Thanks for your reply. I am now not able to reproduce the OTAA case. The accept is sent but the device blocks. Nevertheless, the uplinks with 40% error works.
From the numbers in the debug output
seem to be correct. With an 62500 osticks/sec, this is exactly 1 and two seconds. Since the uplink is sent in rx1 and with 40% error it works, it might be too early or too late. Can this be a problem of the TTN-GW-868 gateway?
Downlinks, I assume. The uplinks should work regardless any setting of LMIC_setClockError.
Well, assuming that value is correct, and assuming an extremely accurate clock: yes.
I doubt the gateway will have timing issues. Maybe it would suffer the ERROR: Packet REJECTED, unsupported RF power for TX - 24 but that would not be fixed using LMIC_setClockError, so unlikely that’s also your problem.
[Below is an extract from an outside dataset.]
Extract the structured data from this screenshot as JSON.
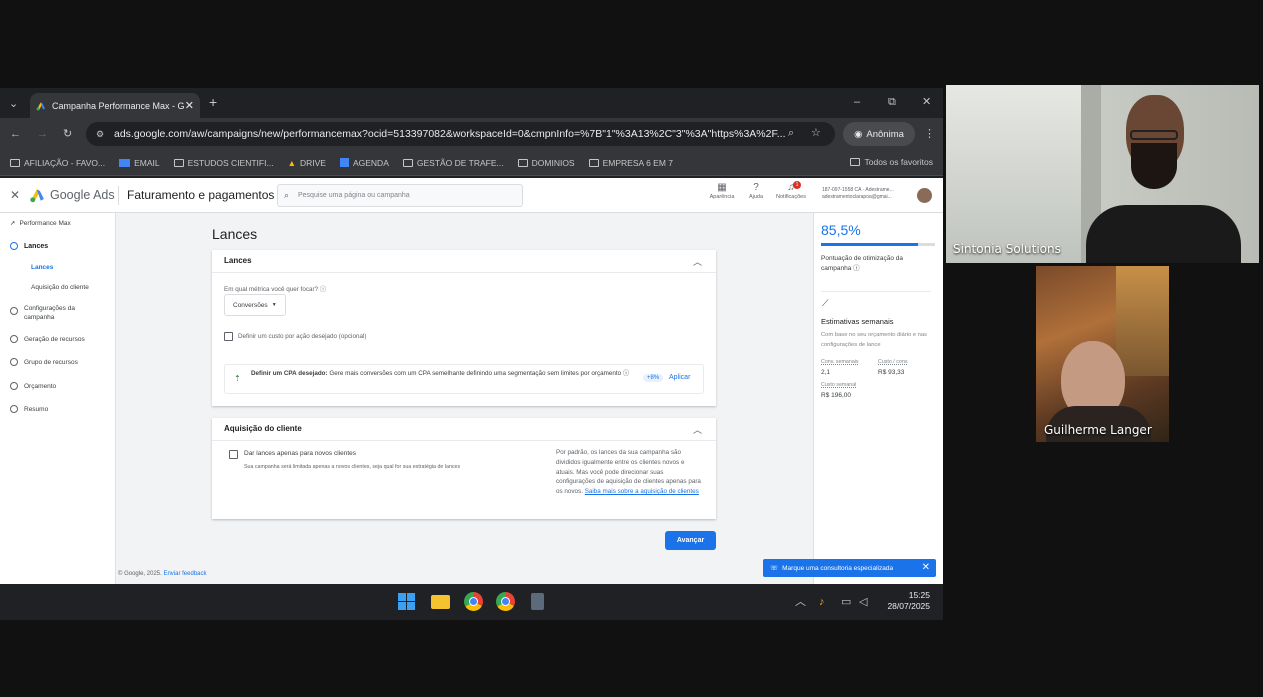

Or maybe network latency makes the downlink arrive at the gateway too late. Make sure the gateway’s router and application’s handler use the same region.
(Aside: “TTN-GW-868” is too vague. TTN Kickstarter “The Things Gateway”, “The Things Indoor Gateway” or “The Things Outdoor Gateway”? And if it’s the outdoor one: ethernet or 3G/4G?)
I’m afraid there is not much else to investigate. You’ll need an extra gateway or an extra device for more testing. Or peek into the gateway’s log. (See the FAQs in the documentation.)
Well, we seem to be having very similar problems! Feather M0s, dodgy downlinks, can’t easily test with another gateway until covid goes away…
Is your gateway’s backend mobile network, wifi, or ethernet?
I’m glad you pointed out the #define that is required to enable the clock error to be defined. I was wondering why setting the clock error did not seem to have any effect. Having said that, I’m still not sure it’s making a difference.
I deleted all the versions of LMIC I had lying around, and the Arduino IDE to be sure, and then installed the latest version of the MCCI variant using the library manager. This time I did not make any changes except to set the region to as923, and these lines after LMIC_reset:
LMIC_setClockError((MAX_CLOCK_ERROR * 10) / 100);
LMIC_setLinkCheckMode(0); // Is this necessary?
Joining and downlink performance increased noticeably after going to the latest version of MCCI LMIC. Joining could take 40 - 60 minutes before, now usually less than 10.
I’m asking for downlinks to be ack’d so I don’t have to keep resending them myself and am getting them in between 1 and 4 uplinks usually, occasionally 5 or 6.
I’m checking for changes in LMIC.radio.rxlate_count, and have not logged one yet.
My gateway is mobile network backed and I’m hoping going to a wired or wifi gateway will sort it out.
The point about the gateway and TTN application having the same region is interesting too, but not something I can check because I have no access to the gateway config.
For other readers: note that for many regions LMIC joining uses a scenario to decrease its data rate if a join failed on all channels for a given data rate. So, joins taking some time might also indicate that the Join Request uplink was not received, hence no Join Accept downlink would be sent at all.
So, in any case, make sure you see the orange Activation icon in the device’s Data page in TTN Console (or the timestamp after the device’s Status label in TTN Console), to confirm that the Join Request uplink was received.
I see a bunch of messages with I think little lightning flash icons. I have been assuming those are join attempts from the node.
I’m wondering if I should just go to ABP instead. I can’t see why pre-shared keys would be a problem. If you’re only supposed to join as little as possible, what is the difference between saving and using the OTAA negotiated keys for as long as possible, even over reboots, and ABP? Sorry if I’m messing up some concepts, you can tell I’m new to LoRaWAN.
Given your other forum posts, you want the downlinks to work properly anyway. Also, one may want ADR, which needs downlinks too. So, no, using ABP is just ignoring the real problem. (And it would introduce different problems, like if the device does not properly persist state between restarts.)
In the TTN Console Data page, those are OTAA Activations, so: the Join Request (which is only shown in the gateway’s Traffic page) was accepted by TTN, and a new DevAddr and secrets have been assigned. Hover your mouse over the icon to see “activation”.